25. Discuss the branchiomeric muscles of each pharyngeal arch per your muscle handout.
Muscles of the Mandibular Arch (first arch): in Squalus & other fish – operate the jaws (adductor mandibulae & intermandibularis); in tetrapods, muscles of 1st arch still operate jaws; adductors of mandible: masseter and temporalis, pterygoid, digastric
Muscles of the Hyoid Arch: move hyoid arch, aid in hearing (stapedial muscle), assist in moving lower jaw (e.g., digastric)

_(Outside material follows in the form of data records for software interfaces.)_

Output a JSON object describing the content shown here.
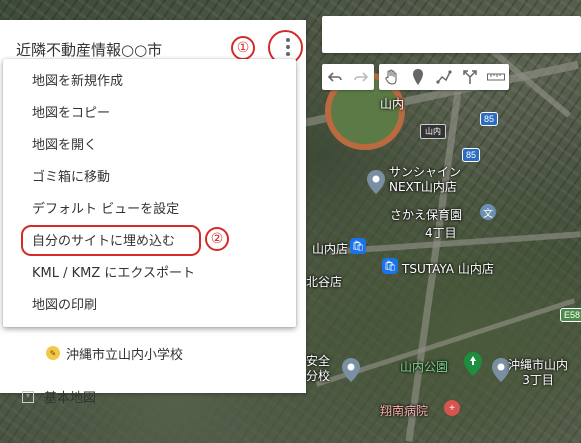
{
  "panel": {
    "title": "近隣不動産情報○○市",
    "school_label": "沖縄市立山内小学校",
    "basemap_label": "基本地図"
  },
  "menu": {
    "items": [
      "地図を新規作成",
      "地図をコピー",
      "地図を開く",
      "ゴミ箱に移動",
      "デフォルト ビューを設定",
      "自分のサイトに埋め込む",
      "KML / KMZ にエクスポート",
      "地図の印刷"
    ]
  },
  "annotations": {
    "badge_1": "①",
    "badge_2": "②"
  },
  "search": {
    "placeholder": ""
  },
  "toolbar": {
    "icons": [
      "undo-icon",
      "redo-icon",
      "hand-icon",
      "marker-icon",
      "line-icon",
      "directions-icon",
      "ruler-icon"
    ]
  },
  "map": {
    "labels": {
      "yamauchi": "山内",
      "yamauchi_sign": "山内",
      "sunshine": "サンシャイン\nNEXT山内店",
      "sakae": "さかえ保育園",
      "yonchome": "4丁目",
      "yamauchi_store": "山内店",
      "tsutaya": "TSUTAYA 山内店",
      "kitaya": "北谷店",
      "park": "山内公園",
      "okinawa_3": "沖縄市山内\n3丁目",
      "hospital": "翔南病院",
      "anzen": "安全\n分校"
    },
    "route_badges": {
      "r85a": "85",
      "r85b": "85",
      "e58": "E58"
    }
  },
  "colors": {
    "annotation_red": "#d62a2a",
    "track_orange": "#b96a3e",
    "poi_blue": "#1a73e8",
    "poi_green": "#1e8e3e",
    "hospital_red": "#d9534f"
  }
}
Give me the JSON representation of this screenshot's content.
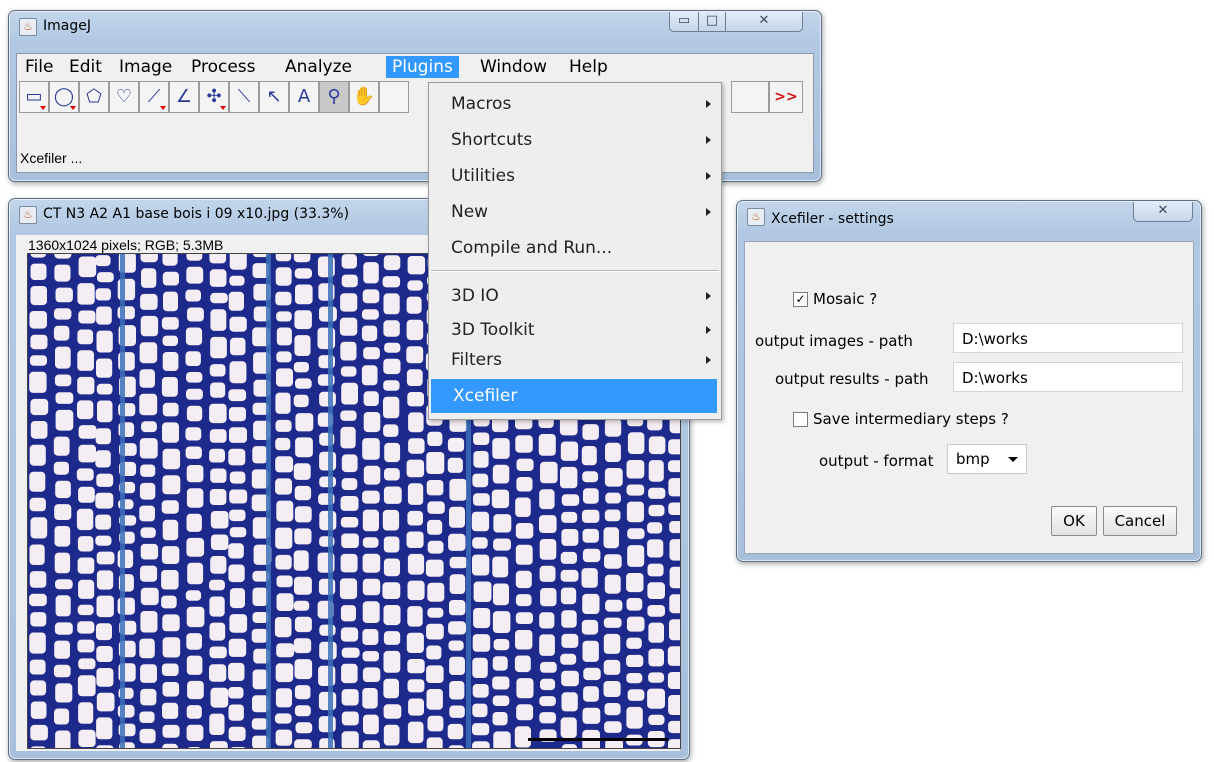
{
  "imagej_window": {
    "title": "ImageJ",
    "menus": [
      "File",
      "Edit",
      "Image",
      "Process",
      "Analyze",
      "Plugins",
      "Window",
      "Help"
    ],
    "active_menu": "Plugins",
    "status_text": "Xcefiler ...",
    "more_tools_label": ">>"
  },
  "plugins_menu": {
    "items": [
      {
        "label": "Macros",
        "submenu": true
      },
      {
        "label": "Shortcuts",
        "submenu": true
      },
      {
        "label": "Utilities",
        "submenu": true
      },
      {
        "label": "New",
        "submenu": true
      },
      {
        "label": "Compile and Run...",
        "submenu": false
      },
      {
        "label": "3D IO",
        "submenu": true
      },
      {
        "label": "3D Toolkit",
        "submenu": true
      },
      {
        "label": "Filters",
        "submenu": true
      },
      {
        "label": "Xcefiler",
        "submenu": false,
        "highlighted": true
      }
    ]
  },
  "image_window": {
    "title": "CT N3 A2 A1 base bois i 09 x10.jpg (33.3%)",
    "info": "1360x1024 pixels; RGB; 5.3MB"
  },
  "settings_dialog": {
    "title": "Xcefiler - settings",
    "mosaic_label": "Mosaic ?",
    "mosaic_checked": true,
    "output_images_label": "output images  - path",
    "output_images_value": "D:\\works",
    "output_results_label": "output results - path",
    "output_results_value": "D:\\works",
    "save_steps_label": "Save intermediary steps ?",
    "save_steps_checked": false,
    "format_label": "output - format",
    "format_value": "bmp",
    "ok_label": "OK",
    "cancel_label": "Cancel"
  },
  "icons": {
    "app_icon": "java-cup-icon",
    "close_icon": "close-icon",
    "minimize_icon": "minimize-icon",
    "maximize_icon": "maximize-icon"
  },
  "colors": {
    "menu_highlight": "#3399ff",
    "window_frame": "#b2c8e2",
    "cell_wall": "#1d2a8c",
    "cell_lumen": "#f4edf4"
  }
}
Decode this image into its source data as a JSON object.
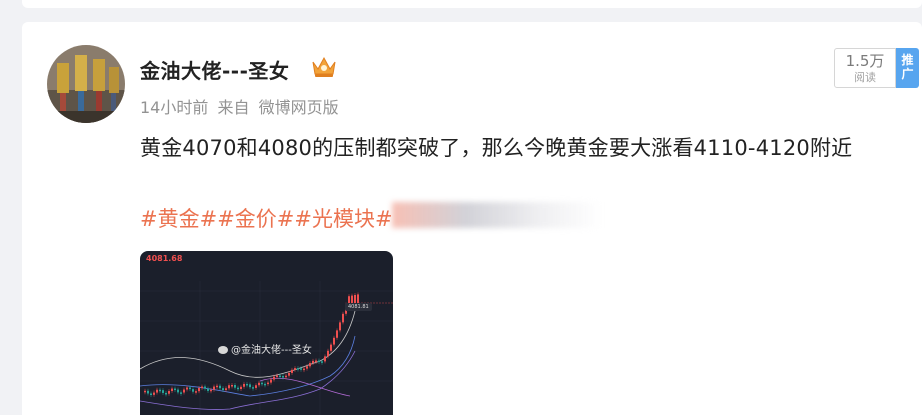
{
  "post": {
    "author": "金油大佬---圣女",
    "time": "14小时前",
    "source_prefix": "来自",
    "source": "微博网页版",
    "text": "黄金4070和4080的压制都突破了，那么今晚黄金要大涨看4110-4120附近",
    "tags": [
      "#黄金#",
      "#金价#",
      "#光模块#"
    ]
  },
  "stats": {
    "views_count": "1.5万",
    "views_label": "阅读",
    "promo_label": "推广"
  },
  "image": {
    "watermark": "@金油大佬---圣女",
    "chart_price": "4081.68",
    "price_tag": "4081.81"
  },
  "colors": {
    "tag": "#eb7350",
    "promo": "#57a5ef",
    "chart_bg": "#1b1f2b",
    "up": "#ef4f4f",
    "down": "#26a69a"
  },
  "icons": {
    "crown": "crown-icon",
    "weibo": "weibo-icon"
  }
}
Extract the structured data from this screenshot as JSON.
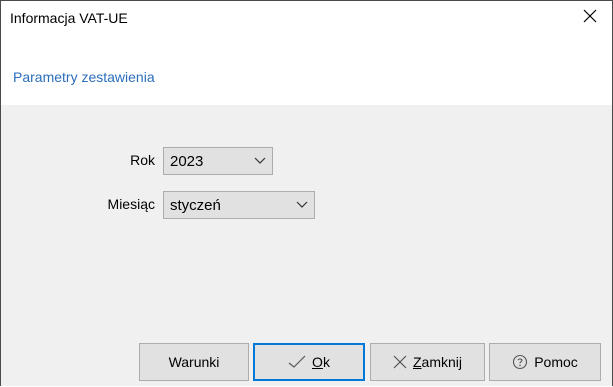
{
  "window": {
    "title": "Informacja VAT-UE",
    "close_icon": "close-icon"
  },
  "section": {
    "title": "Parametry zestawienia"
  },
  "form": {
    "year": {
      "label": "Rok",
      "value": "2023"
    },
    "month": {
      "label": "Miesiąc",
      "value": "styczeń"
    }
  },
  "buttons": {
    "conditions": {
      "label": "Warunki"
    },
    "ok": {
      "mnemonic": "O",
      "rest": "k",
      "icon": "check-icon"
    },
    "close": {
      "mnemonic": "Z",
      "rest": "amknij",
      "icon": "x-icon"
    },
    "help": {
      "label": "Pomoc",
      "icon": "help-circle-icon"
    }
  },
  "colors": {
    "accent": "#0078d7",
    "section_title": "#2a6ebb",
    "client_background": "#f0f0f0",
    "button_face": "#e1e1e1"
  }
}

Muscles of 3rd & successive arches: in Squalus – constrictors above and below gill chambers plus levators (including the cucullaris) that compress and expand the gill pouches; in bony fish – muscles reduced; operculum plays important role in respiration; in tetrapods – muscles further reduced; primary muscles include: stylopharyngeus (Arch III) – used for swallowing, intrinsic muscles of the larynx or ‘voicebox’ (remaining arches), cucullaris – gives rise to trapezius, cleidomastoid, and sternocleidomastoid muscles of amniotes
26. Discuss the incidence, derivation, function and structure of electric organs.
Electric organs are found in more than 500 species of fish. They are primarily derived from muscle cells, but also from glands and nervous tissue. They function in communication, orientation, detection of prey, and offense or defense. Electric organs consist of large number of electric discs in vertical or horizontal columns. Each disc is a functional unit called an electroplax. Each electroplax is a modified multinucleate muscle fiber.